The hard truth is – not all organizations want to be great. We do!
Great Companies come in different shapes and sizes, but one thing these companies have in common is that they’ve learned both how to hire A-Players and how to get them to perform at their best.
There are three main types of performance: poor, mediocre and the best.
⁃ Poor Performance – when employees don’t set goals at all and just slog through the work – day after day. In this mode, even A-Players, who have a 90% chance of successfully accomplishing any given job, will just do what they know best without going the extra mile.
⁃ Mediocre Performance – when employees set general goals that too often focus on simply achieving a good outcome: win an order, get a presentation ready, write a proposal.
⁃ The Best Performance – is achieved, when your team sets goals focused not on the outcome per se, but on the process of reaching a certain outcome. The best employees and teams concentrate on exactly (not vaguely) how to get to where they are going.
Below are three examples that illustrate these different types of performance.
– Poor Performers just go for a jog every now and then.
–Mediocre Performers go a step further – they track their pace, weekly mileage and perhaps even create a training plan.
–The Best Performers, however, break running into specific elements and look at what they need to improve in detail: running technique, improved mobility, flexibility, quad power, core strength, cadence, diet, weight, etc. and tackle them one by one with deliberately planned training sessions followed by immediate feedback.
–Poor Performers just slog through the workday: come in, pick up the phone, write emails.
–Mediocre Performers set themselves targets and perhaps even measure results on a weekly or monthly basis.
–The Best Performers, however, break salesmanship into specific elements and improve each one in focused sprints: public speaking and pitching, cold calling, written communications, building rapport, ability to shut up and listen, resilience and tenacity, striking up conversations with strangers, networking, curiosity, asking the right questions, initiative, independence and many more. Just like with the running example above, the Best Salesmen will find a coach, a mentor, a group of peers to provide dispassionate immediate feedback.
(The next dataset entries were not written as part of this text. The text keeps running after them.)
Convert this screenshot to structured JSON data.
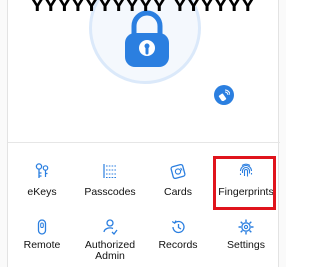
{
  "header": {
    "partial_text": "ʏʏʏʏʏʏʏʏʏʏ ʏʏʏʏʏʏ"
  },
  "lock": {
    "icon": "padlock-icon",
    "accent": "#2b7fe0"
  },
  "remote_fab": {
    "icon": "remote-control-icon"
  },
  "features": {
    "items": [
      {
        "label": "eKeys",
        "icon": "ekey-icon"
      },
      {
        "label": "Passcodes",
        "icon": "passcode-icon"
      },
      {
        "label": "Cards",
        "icon": "card-icon"
      },
      {
        "label": "Fingerprints",
        "icon": "fingerprint-icon"
      },
      {
        "label": "Remote",
        "icon": "remote-icon"
      },
      {
        "label": "Authorized Admin",
        "icon": "admin-icon"
      },
      {
        "label": "Records",
        "icon": "records-icon"
      },
      {
        "label": "Settings",
        "icon": "settings-icon"
      }
    ]
  },
  "highlight_color": "#e0141c"
}
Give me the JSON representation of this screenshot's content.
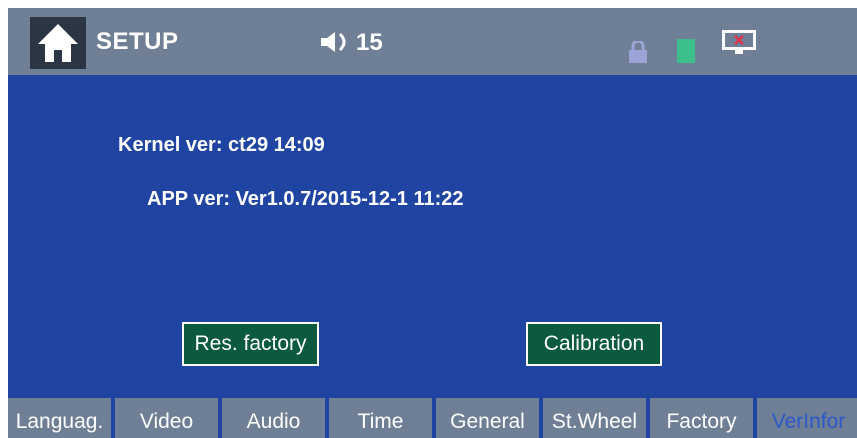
{
  "header": {
    "title": "SETUP",
    "volume": "15",
    "icons": {
      "home": "home-icon",
      "speaker": "speaker-icon",
      "lock": "lock-icon",
      "battery": "battery-icon",
      "screen_off": "screen-off-icon"
    }
  },
  "info": {
    "kernel": "Kernel ver: ct29 14:09",
    "app": "APP ver: Ver1.0.7/2015-12-1 11:22"
  },
  "buttons": {
    "res_factory": "Res. factory",
    "calibration": "Calibration"
  },
  "tabs": [
    {
      "label": "Languag.",
      "active": false
    },
    {
      "label": "Video",
      "active": false
    },
    {
      "label": "Audio",
      "active": false
    },
    {
      "label": "Time",
      "active": false
    },
    {
      "label": "General",
      "active": false
    },
    {
      "label": "St.Wheel",
      "active": false
    },
    {
      "label": "Factory",
      "active": false
    },
    {
      "label": "VerInfor",
      "active": true
    }
  ],
  "colors": {
    "background": "#1f44a1",
    "bar": "#6f7f95",
    "button": "#0b5a3f",
    "active_tab_text": "#2e58c8"
  }
}
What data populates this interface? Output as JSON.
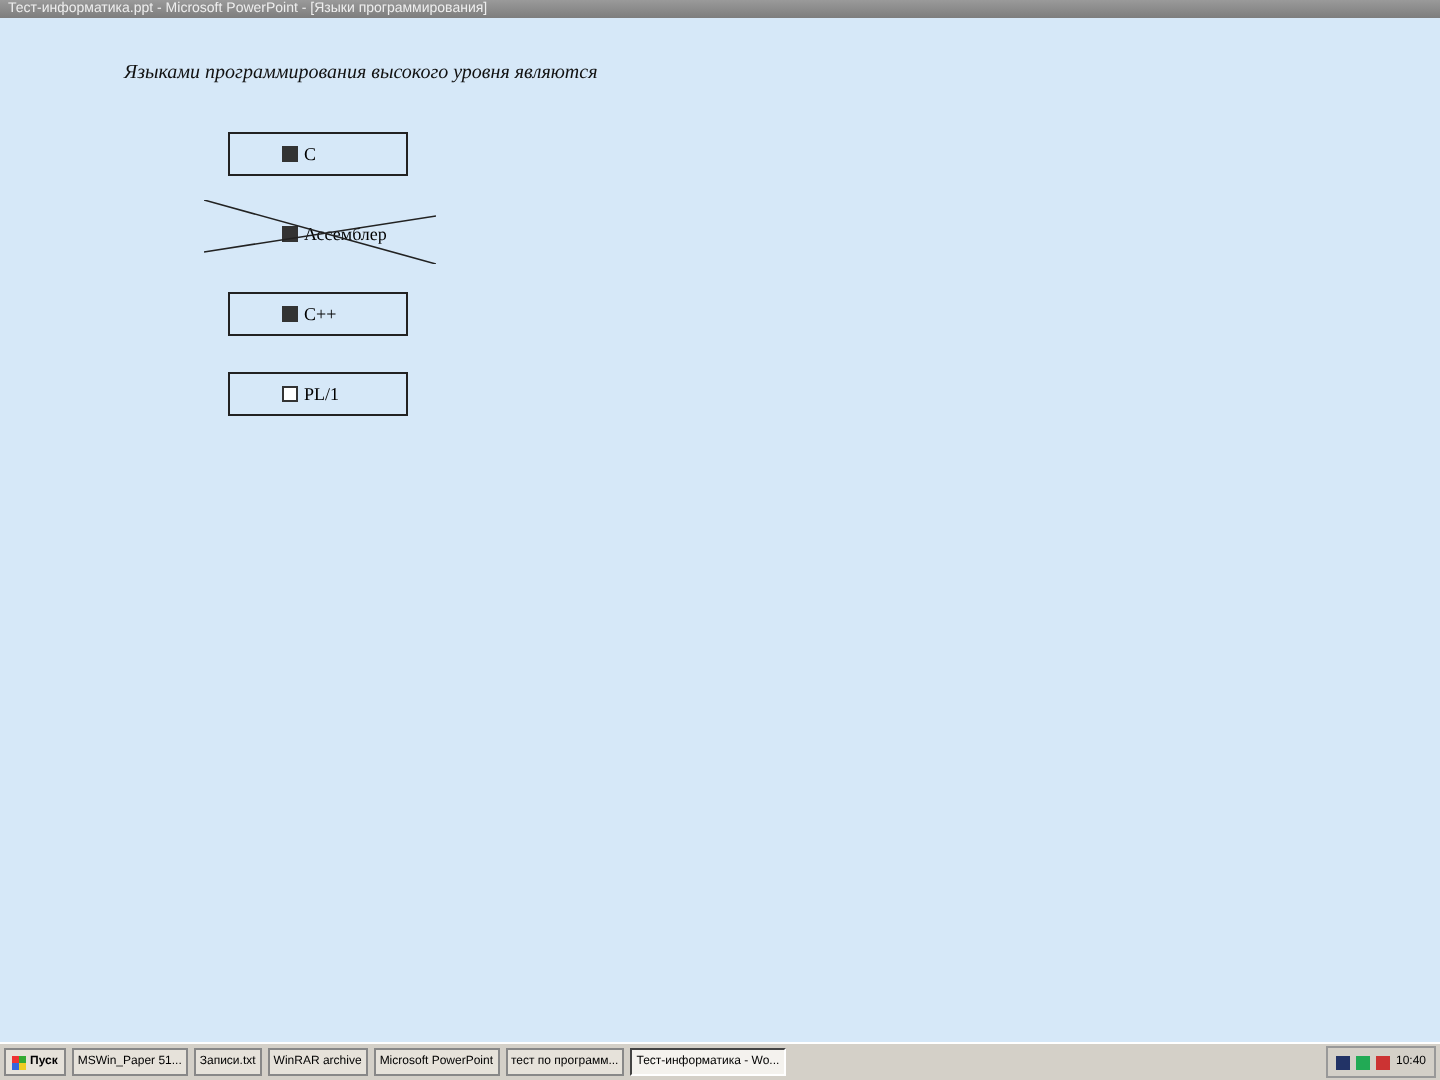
{
  "window": {
    "title": "Тест-информатика.ppt - Microsoft PowerPoint - [Языки программирования]"
  },
  "question": "Языками программирования высокого уровня являются",
  "options": [
    {
      "label": "C",
      "checked": true,
      "crossed": false
    },
    {
      "label": "Ассемблер",
      "checked": true,
      "crossed": true
    },
    {
      "label": "C++",
      "checked": true,
      "crossed": false
    },
    {
      "label": "PL/1",
      "checked": false,
      "crossed": false
    }
  ],
  "taskbar": {
    "start": "Пуск",
    "items": [
      {
        "label": "MSWin_Paper 51...",
        "selected": false
      },
      {
        "label": "Записи.txt",
        "selected": false
      },
      {
        "label": "WinRAR archive",
        "selected": false
      },
      {
        "label": "Microsoft PowerPoint",
        "selected": false
      },
      {
        "label": "тест по программ...",
        "selected": false
      },
      {
        "label": "Тест-информатика - Wo...",
        "selected": true
      }
    ],
    "clock": "10:40"
  }
}
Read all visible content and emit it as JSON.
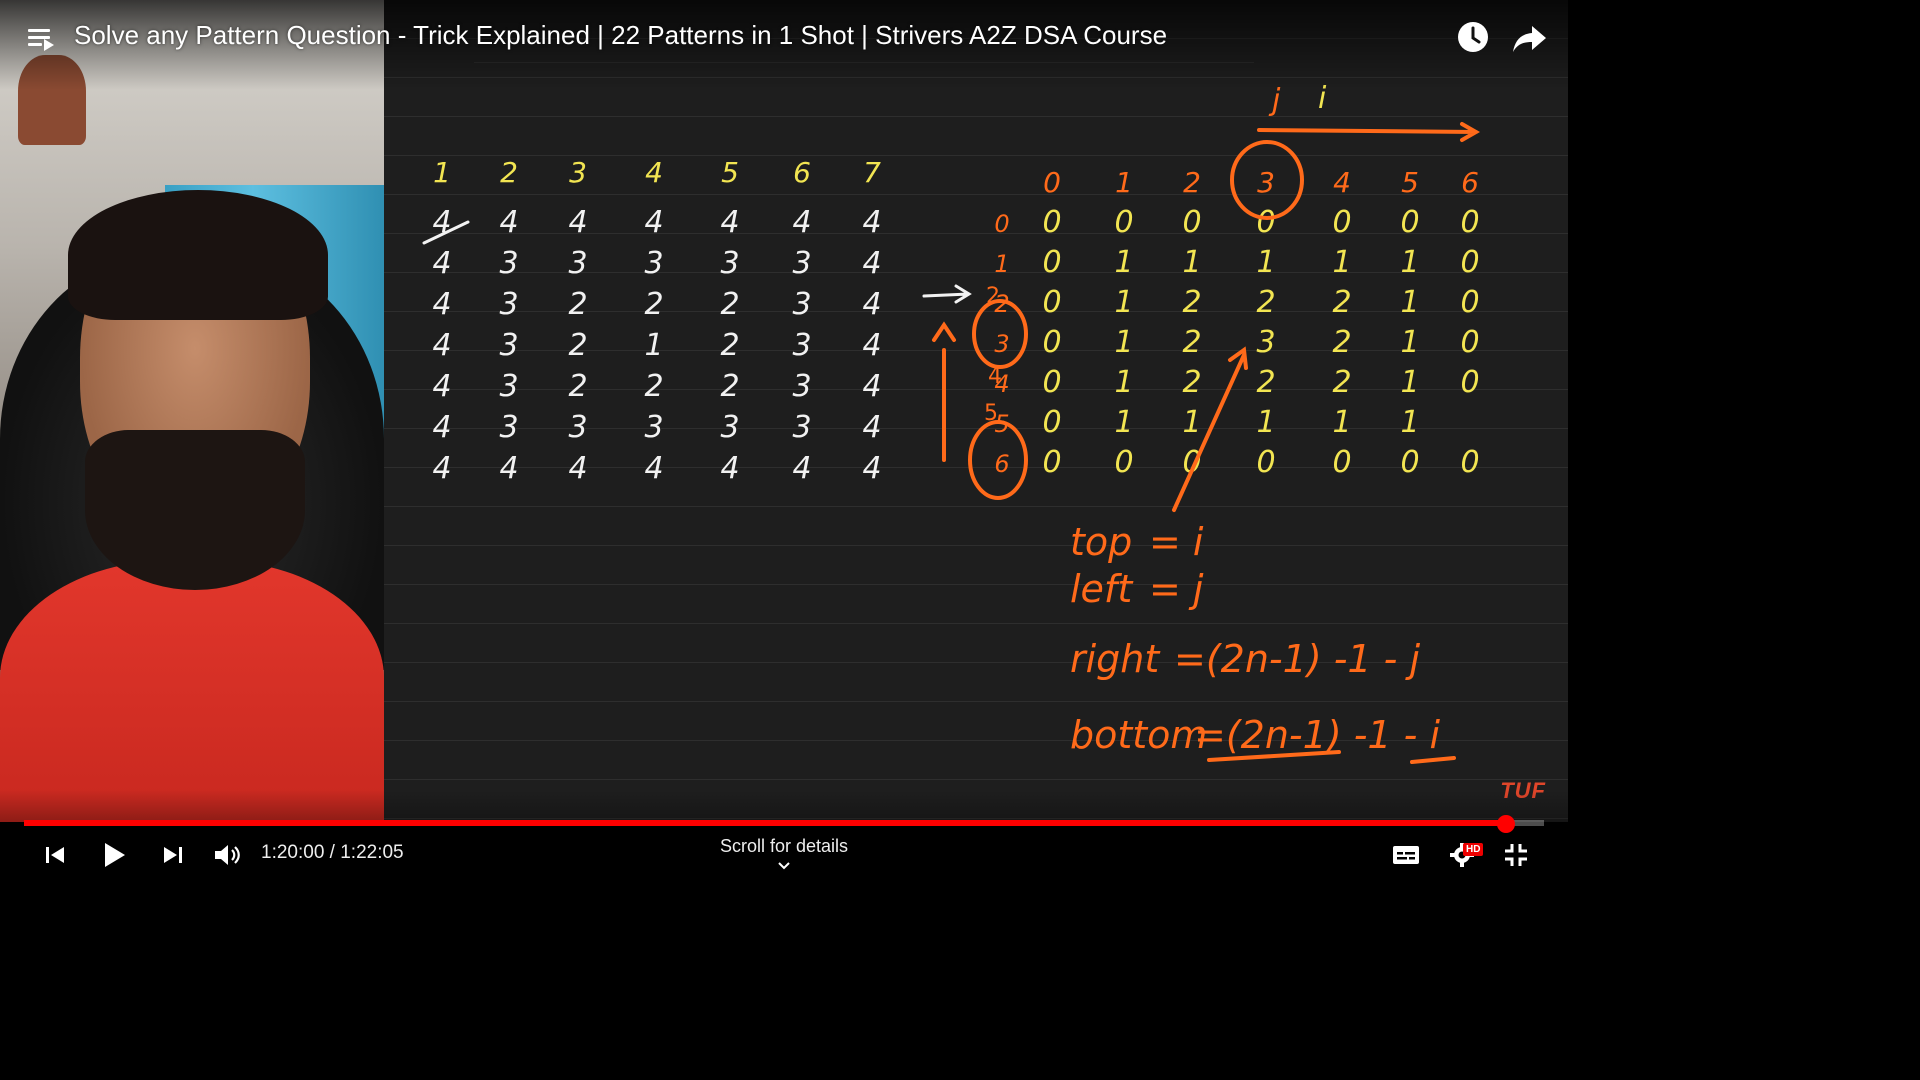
{
  "header": {
    "title": "Solve any Pattern Question - Trick Explained | 22 Patterns in 1 Shot | Strivers A2Z DSA Course",
    "watch_later_icon": "clock-icon",
    "share_icon": "share-arrow-icon",
    "menu_icon": "playlist-icon"
  },
  "board": {
    "column_headers": [
      "1",
      "2",
      "3",
      "4",
      "5",
      "6",
      "7"
    ],
    "pattern_rows": [
      [
        "4",
        "4",
        "4",
        "4",
        "4",
        "4",
        "4"
      ],
      [
        "4",
        "3",
        "3",
        "3",
        "3",
        "3",
        "4"
      ],
      [
        "4",
        "3",
        "2",
        "2",
        "2",
        "3",
        "4"
      ],
      [
        "4",
        "3",
        "2",
        "1",
        "2",
        "3",
        "4"
      ],
      [
        "4",
        "3",
        "2",
        "2",
        "2",
        "3",
        "4"
      ],
      [
        "4",
        "3",
        "3",
        "3",
        "3",
        "3",
        "4"
      ],
      [
        "4",
        "4",
        "4",
        "4",
        "4",
        "4",
        "4"
      ]
    ],
    "index_headers": [
      "0",
      "1",
      "2",
      "3",
      "4",
      "5",
      "6"
    ],
    "row_indices": [
      "0",
      "1",
      "2",
      "3",
      "4",
      "5",
      "6"
    ],
    "distance_rows": [
      [
        "0",
        "0",
        "0",
        "0",
        "0",
        "0",
        "0"
      ],
      [
        "0",
        "1",
        "1",
        "1",
        "1",
        "1",
        "0"
      ],
      [
        "0",
        "1",
        "2",
        "2",
        "2",
        "1",
        "0"
      ],
      [
        "0",
        "1",
        "2",
        "3",
        "2",
        "1",
        "0"
      ],
      [
        "0",
        "1",
        "2",
        "2",
        "2",
        "1",
        "0"
      ],
      [
        "0",
        "1",
        "1",
        "1",
        "1",
        "1",
        ""
      ],
      [
        "0",
        "0",
        "0",
        "0",
        "0",
        "0",
        "0"
      ]
    ],
    "marks": [
      "j",
      "i",
      "2",
      "4",
      "5"
    ],
    "formulas": [
      {
        "lhs": "top",
        "rhs": "= i"
      },
      {
        "lhs": "left",
        "rhs": "= j"
      },
      {
        "lhs": "right",
        "rhs": "=(2n-1) -1 - j"
      },
      {
        "lhs": "bottom",
        "rhs": "=(2n-1) -1 - i"
      }
    ],
    "watermark": "TUF",
    "colors": {
      "yellow": "#f2e552",
      "white": "#f2f2f2",
      "orange": "#ff6a1a"
    }
  },
  "player": {
    "time_display": "1:20:00 / 1:22:05",
    "progress_fraction": 0.975,
    "scroll_hint": "Scroll for details",
    "hd_badge": "HD",
    "accent": "#ff0000",
    "icons": [
      "previous-icon",
      "play-icon",
      "next-icon",
      "volume-icon",
      "subtitles-icon",
      "settings-icon",
      "exit-fullscreen-icon"
    ]
  }
}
One of any Startup CEO’s main responsibilities is to get investment to fund growth – which means working with VCs becomes a hugely important part of their job.
–Poor Performers just get on with the daily work and hope that VCs will one day turn up and invest in their business.
–Mediocre Performers set themselves targets to contact a certain number of VCs a quarter and do a specific number of pitches.
–The Best Performers, however, break VC pitching into very distinctive sets of skills and deliberately practice them until it becomes their second nature: public speaking, storytelling, rapport building, resilience, tenacity, doing background research on your audience, knowing your numbers, etc.
My beloved Splento Team,
You are all amazing individuals, proper A-Players and I’m very glad we have you as part of the Splento Family.
What I would like for Christmas is for all of you to re-read this post many, many times and understand the different types of performance… and then take a leap of faith with me and wholeheartedly adopt the Best Performer mentality.
It is not going to be easy. It’s going to be a lot of hard work. But if you want to be the best, you have to do things others are not willing to do and when you get into the habit of performing at your best, you’ll enjoy every second of it.